This series of ammunition cross-sections was photographed inside a WWII bunker in Switzerland in October of 2012. The entire series consists of 900 specimens. I was originally intrigued by the ambiguous nature of the subject matter. The cross-sections reveal a hidden complexity and beauty of form, which stands in vast contrast to the destructive purpose of the object. It is a representation of the evil and the beautiful, a reflection of the human condition.
— Sabine Pearlman
A luscious, over-sized book filled with beautiful dark images of decaying manmade junk found on the beach, inspiring meditations on the ever-changing nature of life and humankind.
For this series, Daniel Gordon first creates three-dimensional sculptures—made from collages of printed digital imagery borrowed from magazines and the Internet—and then photographs them with a 4 x 5 view camera. With these appropriated materials, his subjects and compositions reference Modernist masters like Picasso, Dalí, Matisse, and Cézanne.
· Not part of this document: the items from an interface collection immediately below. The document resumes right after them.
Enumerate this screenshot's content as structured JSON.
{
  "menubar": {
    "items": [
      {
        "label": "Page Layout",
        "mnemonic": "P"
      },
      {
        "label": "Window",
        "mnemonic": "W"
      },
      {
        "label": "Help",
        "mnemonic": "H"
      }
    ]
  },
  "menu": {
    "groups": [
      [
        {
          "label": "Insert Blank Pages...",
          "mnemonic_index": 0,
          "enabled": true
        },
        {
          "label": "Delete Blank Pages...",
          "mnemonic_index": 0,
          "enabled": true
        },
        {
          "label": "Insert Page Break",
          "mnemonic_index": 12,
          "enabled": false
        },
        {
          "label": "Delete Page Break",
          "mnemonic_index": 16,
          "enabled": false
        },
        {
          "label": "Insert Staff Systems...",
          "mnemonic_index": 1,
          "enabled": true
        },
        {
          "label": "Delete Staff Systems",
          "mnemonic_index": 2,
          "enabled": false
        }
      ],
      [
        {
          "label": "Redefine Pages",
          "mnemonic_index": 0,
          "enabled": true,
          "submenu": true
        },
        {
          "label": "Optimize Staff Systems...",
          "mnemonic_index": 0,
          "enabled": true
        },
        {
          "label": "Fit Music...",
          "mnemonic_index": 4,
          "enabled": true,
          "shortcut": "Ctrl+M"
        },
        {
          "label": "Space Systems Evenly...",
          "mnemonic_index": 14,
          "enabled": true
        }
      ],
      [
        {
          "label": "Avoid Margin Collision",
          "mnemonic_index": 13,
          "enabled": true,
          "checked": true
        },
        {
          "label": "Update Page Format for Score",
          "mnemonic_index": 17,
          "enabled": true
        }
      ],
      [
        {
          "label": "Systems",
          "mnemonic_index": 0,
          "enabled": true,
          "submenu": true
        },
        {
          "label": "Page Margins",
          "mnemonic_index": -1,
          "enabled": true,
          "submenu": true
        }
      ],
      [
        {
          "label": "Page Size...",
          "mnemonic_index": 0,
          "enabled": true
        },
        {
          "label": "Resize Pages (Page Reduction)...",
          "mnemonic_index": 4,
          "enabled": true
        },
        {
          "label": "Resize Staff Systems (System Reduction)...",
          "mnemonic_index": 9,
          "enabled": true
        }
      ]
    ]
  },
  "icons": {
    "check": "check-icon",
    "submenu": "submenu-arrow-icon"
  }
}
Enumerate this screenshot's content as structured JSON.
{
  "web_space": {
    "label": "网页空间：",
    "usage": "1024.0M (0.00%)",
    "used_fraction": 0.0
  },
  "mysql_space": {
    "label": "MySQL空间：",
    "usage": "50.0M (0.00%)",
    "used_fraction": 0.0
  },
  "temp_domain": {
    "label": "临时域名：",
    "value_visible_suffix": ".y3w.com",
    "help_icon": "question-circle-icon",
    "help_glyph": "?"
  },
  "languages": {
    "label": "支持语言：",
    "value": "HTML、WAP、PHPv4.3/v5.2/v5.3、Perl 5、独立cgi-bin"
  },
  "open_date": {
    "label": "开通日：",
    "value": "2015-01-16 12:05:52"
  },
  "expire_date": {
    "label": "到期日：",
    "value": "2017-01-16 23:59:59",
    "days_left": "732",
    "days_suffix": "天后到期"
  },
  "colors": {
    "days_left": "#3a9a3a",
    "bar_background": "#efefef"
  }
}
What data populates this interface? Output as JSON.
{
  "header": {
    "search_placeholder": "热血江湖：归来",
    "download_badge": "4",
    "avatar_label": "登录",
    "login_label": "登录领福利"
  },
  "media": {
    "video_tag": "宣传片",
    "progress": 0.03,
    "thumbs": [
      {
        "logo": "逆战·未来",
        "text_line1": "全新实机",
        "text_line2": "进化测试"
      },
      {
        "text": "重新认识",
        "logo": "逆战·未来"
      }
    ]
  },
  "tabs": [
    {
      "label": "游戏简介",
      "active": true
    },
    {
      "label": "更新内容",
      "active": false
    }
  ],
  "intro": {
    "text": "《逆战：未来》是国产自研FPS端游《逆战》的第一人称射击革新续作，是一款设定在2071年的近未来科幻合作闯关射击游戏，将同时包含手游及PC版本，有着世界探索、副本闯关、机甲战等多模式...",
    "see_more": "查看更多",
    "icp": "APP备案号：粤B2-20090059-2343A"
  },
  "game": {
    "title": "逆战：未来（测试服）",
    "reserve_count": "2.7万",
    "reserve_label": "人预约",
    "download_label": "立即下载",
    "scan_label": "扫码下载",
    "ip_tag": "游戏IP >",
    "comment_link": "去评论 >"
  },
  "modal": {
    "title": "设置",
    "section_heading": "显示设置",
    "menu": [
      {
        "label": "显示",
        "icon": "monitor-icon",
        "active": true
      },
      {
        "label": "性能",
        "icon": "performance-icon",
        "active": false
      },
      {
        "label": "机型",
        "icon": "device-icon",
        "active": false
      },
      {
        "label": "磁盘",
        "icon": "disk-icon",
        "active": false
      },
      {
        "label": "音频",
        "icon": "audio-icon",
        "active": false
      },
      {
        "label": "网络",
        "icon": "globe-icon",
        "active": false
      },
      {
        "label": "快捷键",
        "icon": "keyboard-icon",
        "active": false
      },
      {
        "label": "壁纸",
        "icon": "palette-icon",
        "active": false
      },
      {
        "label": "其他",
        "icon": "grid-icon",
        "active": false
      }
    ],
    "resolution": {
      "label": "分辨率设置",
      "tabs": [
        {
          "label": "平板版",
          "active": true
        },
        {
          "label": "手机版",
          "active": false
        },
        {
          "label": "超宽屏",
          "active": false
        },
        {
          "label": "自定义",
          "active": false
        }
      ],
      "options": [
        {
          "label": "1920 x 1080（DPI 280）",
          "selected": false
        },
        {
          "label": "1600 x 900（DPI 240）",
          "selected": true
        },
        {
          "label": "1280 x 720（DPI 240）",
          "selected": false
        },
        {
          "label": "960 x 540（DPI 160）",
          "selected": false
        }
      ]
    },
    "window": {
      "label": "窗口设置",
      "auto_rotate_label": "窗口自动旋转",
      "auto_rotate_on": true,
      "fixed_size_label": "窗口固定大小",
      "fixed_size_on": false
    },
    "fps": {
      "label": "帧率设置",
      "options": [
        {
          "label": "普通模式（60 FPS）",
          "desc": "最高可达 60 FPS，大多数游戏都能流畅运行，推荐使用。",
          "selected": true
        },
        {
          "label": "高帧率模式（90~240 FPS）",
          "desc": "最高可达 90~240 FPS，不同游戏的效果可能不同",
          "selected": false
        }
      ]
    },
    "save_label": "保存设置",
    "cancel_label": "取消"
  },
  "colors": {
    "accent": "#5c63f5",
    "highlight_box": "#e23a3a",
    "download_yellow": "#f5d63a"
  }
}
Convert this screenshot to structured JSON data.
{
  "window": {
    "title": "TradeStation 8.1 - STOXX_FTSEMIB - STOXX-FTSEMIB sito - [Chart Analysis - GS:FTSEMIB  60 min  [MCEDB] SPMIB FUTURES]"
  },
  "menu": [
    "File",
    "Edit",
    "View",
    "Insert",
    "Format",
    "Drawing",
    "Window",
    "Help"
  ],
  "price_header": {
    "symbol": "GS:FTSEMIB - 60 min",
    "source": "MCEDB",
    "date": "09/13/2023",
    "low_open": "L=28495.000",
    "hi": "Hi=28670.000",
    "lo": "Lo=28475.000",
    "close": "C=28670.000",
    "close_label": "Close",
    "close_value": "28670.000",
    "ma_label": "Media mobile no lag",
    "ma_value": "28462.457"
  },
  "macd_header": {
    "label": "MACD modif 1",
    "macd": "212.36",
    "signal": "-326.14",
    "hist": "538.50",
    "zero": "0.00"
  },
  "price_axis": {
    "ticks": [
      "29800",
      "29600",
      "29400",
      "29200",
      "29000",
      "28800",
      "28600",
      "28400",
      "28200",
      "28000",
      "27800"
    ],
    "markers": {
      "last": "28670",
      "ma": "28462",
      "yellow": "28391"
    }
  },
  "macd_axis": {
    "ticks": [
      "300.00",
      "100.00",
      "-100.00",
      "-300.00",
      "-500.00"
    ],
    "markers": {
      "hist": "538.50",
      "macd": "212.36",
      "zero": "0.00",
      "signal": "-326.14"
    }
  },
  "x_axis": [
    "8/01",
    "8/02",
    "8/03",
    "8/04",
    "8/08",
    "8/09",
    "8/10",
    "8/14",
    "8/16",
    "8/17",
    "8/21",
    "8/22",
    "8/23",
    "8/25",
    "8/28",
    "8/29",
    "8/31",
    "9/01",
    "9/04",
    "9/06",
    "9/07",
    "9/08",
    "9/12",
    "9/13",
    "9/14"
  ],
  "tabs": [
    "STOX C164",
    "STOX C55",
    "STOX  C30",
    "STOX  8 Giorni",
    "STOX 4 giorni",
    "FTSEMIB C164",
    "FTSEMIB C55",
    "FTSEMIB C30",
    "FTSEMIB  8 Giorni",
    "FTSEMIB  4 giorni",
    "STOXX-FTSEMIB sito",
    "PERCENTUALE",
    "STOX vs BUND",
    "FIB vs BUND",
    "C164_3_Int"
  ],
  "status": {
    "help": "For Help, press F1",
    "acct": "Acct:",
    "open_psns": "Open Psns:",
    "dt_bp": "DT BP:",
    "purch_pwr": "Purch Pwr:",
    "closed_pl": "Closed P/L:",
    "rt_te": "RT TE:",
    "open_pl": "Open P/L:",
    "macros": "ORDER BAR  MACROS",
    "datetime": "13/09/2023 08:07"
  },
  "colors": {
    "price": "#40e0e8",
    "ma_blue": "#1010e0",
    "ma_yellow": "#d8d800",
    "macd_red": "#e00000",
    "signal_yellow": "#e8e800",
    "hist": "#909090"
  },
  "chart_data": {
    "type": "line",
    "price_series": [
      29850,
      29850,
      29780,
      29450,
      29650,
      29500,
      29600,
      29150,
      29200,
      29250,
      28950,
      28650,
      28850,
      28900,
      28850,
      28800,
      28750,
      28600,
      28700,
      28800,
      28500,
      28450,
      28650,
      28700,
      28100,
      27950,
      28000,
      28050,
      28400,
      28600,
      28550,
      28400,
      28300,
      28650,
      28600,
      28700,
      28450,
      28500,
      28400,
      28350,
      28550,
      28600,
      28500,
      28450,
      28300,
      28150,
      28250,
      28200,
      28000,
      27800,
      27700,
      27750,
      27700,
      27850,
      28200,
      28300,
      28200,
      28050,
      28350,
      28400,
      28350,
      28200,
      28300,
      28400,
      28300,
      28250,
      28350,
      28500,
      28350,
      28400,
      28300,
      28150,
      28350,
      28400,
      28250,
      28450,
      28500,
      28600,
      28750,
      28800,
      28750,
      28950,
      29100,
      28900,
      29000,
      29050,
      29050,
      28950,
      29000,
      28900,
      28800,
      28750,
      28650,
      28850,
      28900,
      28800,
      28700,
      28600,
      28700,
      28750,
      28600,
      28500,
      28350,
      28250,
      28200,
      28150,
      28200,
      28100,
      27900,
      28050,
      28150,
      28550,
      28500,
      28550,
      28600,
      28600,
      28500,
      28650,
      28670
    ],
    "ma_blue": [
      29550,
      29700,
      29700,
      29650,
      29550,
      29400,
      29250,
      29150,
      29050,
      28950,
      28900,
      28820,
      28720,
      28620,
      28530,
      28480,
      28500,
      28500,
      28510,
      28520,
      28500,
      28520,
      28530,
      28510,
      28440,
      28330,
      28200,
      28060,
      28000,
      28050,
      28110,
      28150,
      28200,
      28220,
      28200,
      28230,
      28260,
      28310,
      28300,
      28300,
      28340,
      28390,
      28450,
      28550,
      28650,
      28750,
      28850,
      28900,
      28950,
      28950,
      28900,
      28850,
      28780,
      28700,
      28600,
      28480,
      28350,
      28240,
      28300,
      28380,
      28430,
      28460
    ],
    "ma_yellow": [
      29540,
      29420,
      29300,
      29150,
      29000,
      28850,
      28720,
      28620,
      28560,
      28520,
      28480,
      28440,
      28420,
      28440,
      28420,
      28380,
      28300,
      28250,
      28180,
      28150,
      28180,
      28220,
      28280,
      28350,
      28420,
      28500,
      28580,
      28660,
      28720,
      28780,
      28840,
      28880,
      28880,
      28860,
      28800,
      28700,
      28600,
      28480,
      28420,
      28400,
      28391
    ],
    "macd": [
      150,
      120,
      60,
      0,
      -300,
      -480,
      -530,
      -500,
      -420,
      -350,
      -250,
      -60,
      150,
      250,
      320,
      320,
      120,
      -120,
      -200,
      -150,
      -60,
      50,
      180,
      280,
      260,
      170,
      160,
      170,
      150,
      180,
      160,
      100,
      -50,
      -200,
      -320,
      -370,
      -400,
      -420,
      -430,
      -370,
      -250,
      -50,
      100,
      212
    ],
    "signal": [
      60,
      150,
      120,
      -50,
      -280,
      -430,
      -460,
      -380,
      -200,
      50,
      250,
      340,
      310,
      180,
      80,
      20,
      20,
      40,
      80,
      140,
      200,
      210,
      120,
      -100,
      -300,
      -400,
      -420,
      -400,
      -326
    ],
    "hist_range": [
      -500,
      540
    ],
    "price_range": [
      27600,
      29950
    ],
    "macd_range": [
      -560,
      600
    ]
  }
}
"I brought a key (the camera), opened the door to the secret passage (the mirror), woke up my mythical archetypes, and lured them out into the world."